Task requirements:
Go through the data and copy each line that holds "track".

(App and web page records)
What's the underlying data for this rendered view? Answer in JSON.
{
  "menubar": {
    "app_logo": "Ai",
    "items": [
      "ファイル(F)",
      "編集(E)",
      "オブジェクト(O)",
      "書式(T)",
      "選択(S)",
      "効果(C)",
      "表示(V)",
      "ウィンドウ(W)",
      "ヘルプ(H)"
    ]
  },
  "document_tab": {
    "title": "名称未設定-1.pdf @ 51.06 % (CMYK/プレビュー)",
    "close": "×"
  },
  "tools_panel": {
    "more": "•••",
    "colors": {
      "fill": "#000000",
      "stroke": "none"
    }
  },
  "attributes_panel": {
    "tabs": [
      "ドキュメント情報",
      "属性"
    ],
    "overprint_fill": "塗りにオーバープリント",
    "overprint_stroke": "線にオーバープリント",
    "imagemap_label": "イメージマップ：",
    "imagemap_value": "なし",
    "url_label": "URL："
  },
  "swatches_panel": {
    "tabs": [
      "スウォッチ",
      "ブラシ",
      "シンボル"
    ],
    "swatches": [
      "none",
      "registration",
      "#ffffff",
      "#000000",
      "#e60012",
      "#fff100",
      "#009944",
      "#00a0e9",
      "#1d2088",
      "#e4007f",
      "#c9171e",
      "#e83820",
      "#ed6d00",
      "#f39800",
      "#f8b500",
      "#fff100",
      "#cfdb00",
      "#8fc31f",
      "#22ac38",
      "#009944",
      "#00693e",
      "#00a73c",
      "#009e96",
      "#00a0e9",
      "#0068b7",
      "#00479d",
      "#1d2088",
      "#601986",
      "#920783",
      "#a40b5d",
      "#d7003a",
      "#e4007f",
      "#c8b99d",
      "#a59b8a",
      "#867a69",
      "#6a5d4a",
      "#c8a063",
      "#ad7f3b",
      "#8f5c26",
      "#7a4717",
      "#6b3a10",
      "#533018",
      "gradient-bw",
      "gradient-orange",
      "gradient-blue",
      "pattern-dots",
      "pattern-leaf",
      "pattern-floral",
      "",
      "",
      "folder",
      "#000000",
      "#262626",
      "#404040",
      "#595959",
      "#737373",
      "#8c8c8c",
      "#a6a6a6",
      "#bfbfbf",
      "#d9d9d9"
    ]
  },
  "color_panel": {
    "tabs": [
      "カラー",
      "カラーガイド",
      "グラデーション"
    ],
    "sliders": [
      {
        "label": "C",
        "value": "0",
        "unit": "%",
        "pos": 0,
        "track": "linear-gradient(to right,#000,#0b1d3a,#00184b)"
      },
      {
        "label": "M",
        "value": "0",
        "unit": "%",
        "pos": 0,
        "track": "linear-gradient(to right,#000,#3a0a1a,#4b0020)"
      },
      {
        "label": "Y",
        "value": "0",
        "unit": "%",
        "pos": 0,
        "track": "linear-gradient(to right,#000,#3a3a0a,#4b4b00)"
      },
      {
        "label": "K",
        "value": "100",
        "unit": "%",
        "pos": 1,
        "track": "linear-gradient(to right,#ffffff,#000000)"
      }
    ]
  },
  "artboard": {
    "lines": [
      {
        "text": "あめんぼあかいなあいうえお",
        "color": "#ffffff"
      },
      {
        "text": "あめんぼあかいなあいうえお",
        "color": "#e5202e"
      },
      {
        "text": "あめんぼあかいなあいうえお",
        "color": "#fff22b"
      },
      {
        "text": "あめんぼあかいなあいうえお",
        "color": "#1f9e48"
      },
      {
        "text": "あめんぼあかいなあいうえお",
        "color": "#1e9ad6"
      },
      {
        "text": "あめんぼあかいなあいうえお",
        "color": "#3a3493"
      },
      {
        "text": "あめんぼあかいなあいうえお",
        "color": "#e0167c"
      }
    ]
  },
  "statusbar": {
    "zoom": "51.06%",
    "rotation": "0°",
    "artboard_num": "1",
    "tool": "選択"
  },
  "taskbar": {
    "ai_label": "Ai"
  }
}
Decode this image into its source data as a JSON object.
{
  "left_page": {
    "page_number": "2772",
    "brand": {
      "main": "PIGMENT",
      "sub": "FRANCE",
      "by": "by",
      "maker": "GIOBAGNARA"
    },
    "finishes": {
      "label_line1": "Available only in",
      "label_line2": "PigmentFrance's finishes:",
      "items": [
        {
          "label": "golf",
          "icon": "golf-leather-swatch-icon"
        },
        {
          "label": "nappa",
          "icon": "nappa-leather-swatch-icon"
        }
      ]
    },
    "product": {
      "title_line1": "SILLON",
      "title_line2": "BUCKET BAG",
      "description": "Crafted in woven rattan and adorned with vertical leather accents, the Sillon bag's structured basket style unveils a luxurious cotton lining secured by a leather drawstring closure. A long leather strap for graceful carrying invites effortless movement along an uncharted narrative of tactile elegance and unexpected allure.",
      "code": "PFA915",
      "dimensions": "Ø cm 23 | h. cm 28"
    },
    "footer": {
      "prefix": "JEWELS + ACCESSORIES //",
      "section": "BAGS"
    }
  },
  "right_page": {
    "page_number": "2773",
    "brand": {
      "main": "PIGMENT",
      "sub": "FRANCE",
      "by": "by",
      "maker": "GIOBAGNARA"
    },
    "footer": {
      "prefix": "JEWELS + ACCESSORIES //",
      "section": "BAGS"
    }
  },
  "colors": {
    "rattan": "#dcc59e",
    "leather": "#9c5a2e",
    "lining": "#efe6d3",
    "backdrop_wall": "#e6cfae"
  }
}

Task solution:
        "track": "linear-gradient(to right,#000,#0b1d3a,#00184b)"
        "track": "linear-gradient(to right,#000,#3a0a1a,#4b0020)"
        "track": "linear-gradient(to right,#000,#3a3a0a,#4b4b00)"
        "track": "linear-gradient(to right,#ffffff,#000000)"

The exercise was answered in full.